New Hampshire unemployment claims jump a whopping 3,308%
State leads nation in biggest week-over-week increase in filings for benefits
New Hampshire had the nation’s steepest increase in the number of unemployment claims last week, perhaps – but not necessarily – indicating an even sharper downturn in the state’s economy than the rest of the country.
There were 21,878 initial claims filed in the week ending March 21, a mindboggling 3,308% increase over the previous week, when only 634 filed – and three times the huge percentage increase nationwide. More people filed in one week than the 19,930 already collecting unemployed benefits, a surge that was more than five times the number during the worst week of the Great Recession.
Gov. Chris Sununu did not dispute or soft-peddle the numbers. Indeed, in a Thursday press conference he said that he thought they would actually be higher, that the federal statistics might have missed some filers.

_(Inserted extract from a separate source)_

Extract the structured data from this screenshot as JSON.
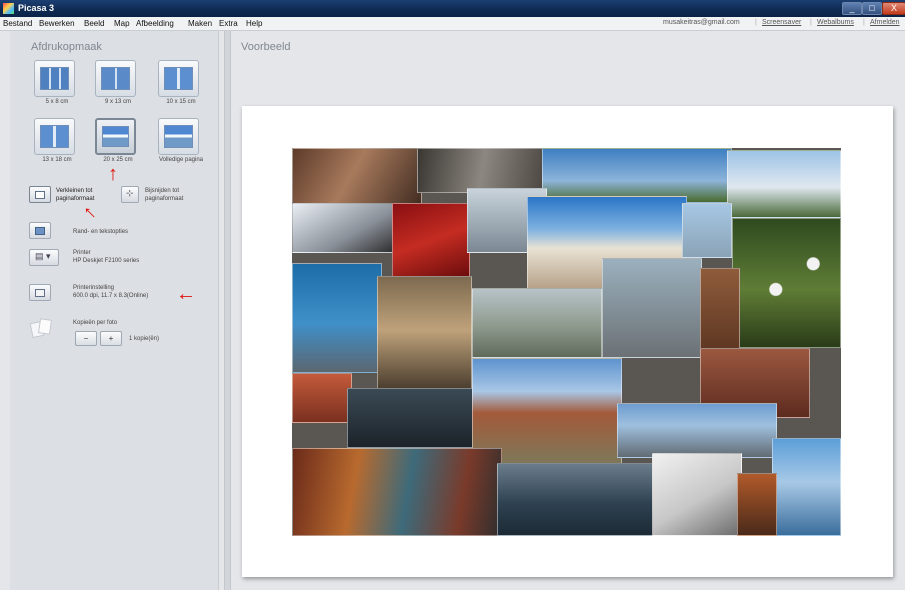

Sununu said that the stay-at-home order he issued on Thursday – which also requires nonessential businesses to close until at least May 4, along with the worsening pandemic – will likely lead to more even more jobs lost. He called that “a very scary thought.”
He later added that numbers will likely “double and triple and more.”
Looser eligibility requirements
Sununu’s business shutdown, which would go into effect Friday at midnight, is limited to “nonessential” retail stores and hair salons, cosmetic stores, tattoo parlors, theaters, bowling allies and arcades, concerts and sporting events and state beaches. It does not go as far many such orders issued in other states, but fits in with Massachusetts, he said, adding that many of these business were closed anyway.
But he said people are anxious because a surge in Covid-19 cases is still ahead.
Nationally, there were 3.3 million initial unemployment claims compared to 251,000 the week before – an increase of just over 1,000%.
New Hampshire’s steeper increase might also have been caused by the state’s loosening of eligibility requirements to include business owners and those who don’t go to work to take care of sick family members or to self-isolate because of the possibility that they themselves have the virus.
Sununu loosened the requirements in a March 17 emergency order, and the federal government has taken some similar measures, including a version of family leave that employers would provide.
Under the federal program, the government would reimburse businesses via cuts in payroll taxes. That goes into effect April 2. A federal relief bill expected to pass Friday would cover self-employed individuals.
There’s another possible reason for the big hike in jobless claims – New Hampshire’s unemployment rate had further to fall then most other states. The Granite State’s unemployment rate was 2.6% in January, among the lowest in the nation.
Maine was right behind New Hampshire, both in the number of initial claims, 21,197, and percentage increase – 3,243%. Massachusetts had 147,995 initial claims, a 1,871% increase. Vermont, with some 3,667 claims, had a 456% increase.
The state claims figures were released by the U.S. Department of Labor on Thursday after the department told states to suppress claims data at least until the federal data was released.
But the state Department of Employment Security did say that 34,000 people had registered in its system last week. Apparently about 10,000 of them either did not file a claim or were not captured by the federal figures.